JavaOne Preview: Java Functional Programming in an Interview with GridGain CEO Nikita Ivanov
This month GridGain CEO Nikita Ivanov will be speaking about functional programming at JavaOne in San Francisco. With its 3.0 release, GridGain added a more functional feel to its product by reworking the APIs. InfoQ contacted Mr. Ivanov to get the deeper story about his company's experiences with functional programming.
Mr. Ivanov started with being inspired a couple of years ago when creating a roadmap for their 3.0 release. They started planning with "a growing sense we have to provide a much more simplified usage model along the lines of a DSL." With Java they felt they had "hit the wall how much simpler it can get" and so tried creating Scala DSL. When they were done, they were "startled" when they placed the same code side-by-side.
On the left side, we had the Scala code which was very functional, very concise, very pragmatic and on the right we had the Java code and it looked bloated and it looked basically three to five times longer....we saw first hand how 45-50 lines in Java became two lines in Scala without any syntatic trickery.
Inspired by Scala, GridGain went about reworking the GridGain APIs with the goal of making them have as close a native functional feel as they could while still remaining pure Java. GridGain discovered that they couldn't just port code from Scala because Java was missing some fundamental functional constructs:
You really have to create the entire new framework....you start with your closures and predicates...it starts with a very comprehensive list comprehension library: it's currying and distributed currying; it's recursions and distributed recursions; and on and on and on.
Consequently, GridGain built the missing functional constructs into their product. Mr. Ivanov emphasized that their API is not another language, it's still just Java. He described the result as
...pretty much as close as you can get technically to a post-functional feel. It's not because we're smart or anything. We were able to look at existing frameworks that were developed in the last two or three years and really took out the best from them and integrated them natively so all these constructs don't feel like an afterthought.
When asked what the prefect functional use case was, Mr. Ivanov answered that here is no pure functional or pure object oriented use case.

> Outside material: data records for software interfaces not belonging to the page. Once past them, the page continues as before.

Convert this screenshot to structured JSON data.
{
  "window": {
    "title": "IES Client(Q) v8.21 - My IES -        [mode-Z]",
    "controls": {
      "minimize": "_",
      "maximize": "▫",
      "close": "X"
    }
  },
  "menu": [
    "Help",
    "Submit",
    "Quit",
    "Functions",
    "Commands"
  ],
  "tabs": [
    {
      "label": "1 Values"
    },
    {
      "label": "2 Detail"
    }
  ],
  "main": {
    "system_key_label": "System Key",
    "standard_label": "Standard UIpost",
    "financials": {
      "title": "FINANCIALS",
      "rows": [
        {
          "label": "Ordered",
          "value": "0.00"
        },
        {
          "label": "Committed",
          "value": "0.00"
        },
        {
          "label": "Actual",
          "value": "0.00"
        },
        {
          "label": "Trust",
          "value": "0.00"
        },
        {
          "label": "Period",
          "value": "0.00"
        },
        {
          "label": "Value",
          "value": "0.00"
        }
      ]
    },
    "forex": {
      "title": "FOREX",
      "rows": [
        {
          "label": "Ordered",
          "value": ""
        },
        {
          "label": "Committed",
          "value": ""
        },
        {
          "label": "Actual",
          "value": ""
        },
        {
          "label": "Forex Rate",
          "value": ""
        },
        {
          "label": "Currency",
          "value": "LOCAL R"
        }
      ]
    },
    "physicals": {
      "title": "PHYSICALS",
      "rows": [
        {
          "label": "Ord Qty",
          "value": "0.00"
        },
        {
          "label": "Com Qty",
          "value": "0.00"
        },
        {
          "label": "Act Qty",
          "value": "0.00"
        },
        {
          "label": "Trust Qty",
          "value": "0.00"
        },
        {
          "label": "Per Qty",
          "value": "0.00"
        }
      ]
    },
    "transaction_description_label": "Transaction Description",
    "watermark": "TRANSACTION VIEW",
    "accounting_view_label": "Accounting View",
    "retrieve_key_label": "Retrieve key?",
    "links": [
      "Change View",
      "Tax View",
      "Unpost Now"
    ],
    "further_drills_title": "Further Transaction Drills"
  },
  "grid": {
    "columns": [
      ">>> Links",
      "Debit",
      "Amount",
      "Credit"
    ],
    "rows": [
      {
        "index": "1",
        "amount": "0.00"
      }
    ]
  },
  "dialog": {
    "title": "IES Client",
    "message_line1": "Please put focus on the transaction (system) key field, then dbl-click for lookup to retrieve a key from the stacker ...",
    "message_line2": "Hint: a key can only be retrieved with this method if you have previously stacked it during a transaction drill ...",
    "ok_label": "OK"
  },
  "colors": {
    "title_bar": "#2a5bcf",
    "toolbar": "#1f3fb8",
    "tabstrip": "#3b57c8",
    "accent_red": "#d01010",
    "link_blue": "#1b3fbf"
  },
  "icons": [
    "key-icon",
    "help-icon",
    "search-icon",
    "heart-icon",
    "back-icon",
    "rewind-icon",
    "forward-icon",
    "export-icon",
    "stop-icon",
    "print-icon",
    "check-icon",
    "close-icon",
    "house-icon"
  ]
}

He added that "post-functional" languages like Scala illustrate best the need for both.
Object orientation excels at the higher level where we reason or think about our classes with inheritance, encapsulation and packages where these big items get glued together...No matter what Clojure or Haskell will tell you, it's pretty limited in a way how a pure functional language can think about packages, classes, inheritance, and things of that nature.
In contrast, he went on to describe functional orientation excelling
...when you get to the level of code, of basically implementing your algorithms...your methods. In Java the object orientation becomes basically a drag. It's too heavy. These are not my ideas, it's prevailing wisdom right now.
We asked Mr. Ivanov about the future of Java and functional programming and he closed with:
Java 7 was pushed to November 2012, that's almost three years away again. Java is definitely going to be relevant in 2 or 3 or 5 or 10 years from now but it's kind of worrisome that Java itself as a language will not get any help from its own syntax....If you are not married to Java there's nothing else like Scala today. But for many other organizations Scala is not an answer for many reasons...for years to come Java will be the predominant language in the enterprise. There's an abundance of developers and an abundance of software.
Those attending JavaOne who want to hear more from Nikita Ivanov can catch his presentation on Thursday the 23rd at 2pm.
Functional Programmers have to stick together
As a technology adopter, you are under no obligation to evaluate every other option under the Oracle. But if you did have a few minutes to evaluate Clojure, you would find that Clojure is not purely functional, and that (2) Clojure supports interfaces, classes, and packages in ways that are simpler and more powerful than their Java counterparts, while still being usable from Java.
Best of luck at JavaOne, and I hope your talk will convince other folks to try functional programming on JVM.